(Henry David Thoreau)
It’s a funny quote this isn’t it because it could be interpreted in a few ways. For me it makes me think of two things.
Firstly, the journey. In today’s society we are so goal focussed. And I’m certainly guilty of this – both as an individual and also as someone who writes on this and speaks on this a lot. But ‘guilty’ is not the right word because being purpose-driven and having a dream and chasing goals around this dream is not a bad thing at all. In fact it is a great thing. BUT, often we spend our whole lives chasing the goal (our whole lives fishing), without realising that it is not in the achievement, but in the activity itself that we find enjoyment, meaning and value. Is the contestant on The Biggest Loser proud of losing all that weight? Of course. But do they also look back and realise they are prouder of the person they’ve become through the journey that enabled them to lose that weight?! Is the Olympian proud of getting to the Olympics? Of course. But are they also proud of the journey and what it took to even qualify and get there?!
Secondly, perspective. When I wrote A Life That Counts and chose the title it was because I wanted to challenge us as to what it means to live a life that really matters and stands for something. I’m all for following my/your dreams and achieving my/your goals. I write about this and speak about this so often. But, they’re just part of the picture of life. They’re not the whole fabric. The purpose of life is far greater than our own personal fulfilment, our career and our own peace of mind. It is not measured solely by an Olympic medal, by a particular goal achieved, by how wealthy you are and what you earn, by how many twitter followers you have, or by public recognition and fame. After all, at our funeral and after we die, it’s not our achievements, our degrees, our bank balance or our fame that people will really remember and speak about. I write more about this in the last chapter of my book. What is it to live a life that counts?
Furthermore, happiness and fulfilment aren’t ‘out there’, they’re within. They’re independent of circumstance and they don’t rest solely on whether we achieve a specific goal. Succeeding in the game of life is bigger than all this. How often do we go running after things that we think will make us happy, only to realise that they don’t ultimately satisfy? The next car. The next job. The next girl or boy. The next drug. The next adventure or experience. We go fishing to catch one kind of fish and realise it doesn’t make us happy, so we try and catch another one. We spend our whole lives fishing without realising it’s not the fish that will make us happy. As a christian, it reminds me of the wise words of Jesus “What does it profit a man if he gains the whole world yet forfeits his soul. And what can a man give in exchange for his soul?” (Matthew 16:26). For me, Jesus is the only one that could satisfy my heart and fill that God-shaped hole that I tried to fill with so many other things. He is the only one that could fill me with a peace which is unexplainable.

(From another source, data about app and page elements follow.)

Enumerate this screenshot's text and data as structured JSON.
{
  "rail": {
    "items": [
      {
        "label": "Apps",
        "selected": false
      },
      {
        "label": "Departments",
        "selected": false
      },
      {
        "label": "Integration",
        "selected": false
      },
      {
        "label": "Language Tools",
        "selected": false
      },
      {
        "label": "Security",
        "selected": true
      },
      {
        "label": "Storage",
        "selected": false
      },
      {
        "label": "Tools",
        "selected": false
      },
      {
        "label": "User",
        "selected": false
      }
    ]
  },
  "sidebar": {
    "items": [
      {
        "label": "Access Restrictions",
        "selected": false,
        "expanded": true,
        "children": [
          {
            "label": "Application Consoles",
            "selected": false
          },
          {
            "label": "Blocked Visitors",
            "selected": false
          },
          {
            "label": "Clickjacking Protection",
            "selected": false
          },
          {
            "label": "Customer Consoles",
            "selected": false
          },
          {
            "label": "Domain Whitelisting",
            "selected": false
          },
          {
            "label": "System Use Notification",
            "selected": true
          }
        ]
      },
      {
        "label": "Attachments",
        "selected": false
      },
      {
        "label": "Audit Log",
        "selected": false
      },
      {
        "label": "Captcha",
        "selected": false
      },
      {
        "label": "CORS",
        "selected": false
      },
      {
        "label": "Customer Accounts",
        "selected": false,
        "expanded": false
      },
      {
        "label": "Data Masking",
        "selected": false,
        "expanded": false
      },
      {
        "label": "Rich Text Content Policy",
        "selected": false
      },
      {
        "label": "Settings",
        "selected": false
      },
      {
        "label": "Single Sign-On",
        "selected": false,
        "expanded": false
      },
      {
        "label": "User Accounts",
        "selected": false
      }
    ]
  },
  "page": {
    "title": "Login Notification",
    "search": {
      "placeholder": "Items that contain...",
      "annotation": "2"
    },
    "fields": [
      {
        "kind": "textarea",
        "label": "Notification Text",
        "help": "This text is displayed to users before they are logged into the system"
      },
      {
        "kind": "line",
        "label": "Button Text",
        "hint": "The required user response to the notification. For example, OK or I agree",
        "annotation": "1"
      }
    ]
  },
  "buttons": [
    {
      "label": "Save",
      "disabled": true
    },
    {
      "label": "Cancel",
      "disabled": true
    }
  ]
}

Many men go fishing their whole lives, without knowing it is not fish they’re after. Food for thought.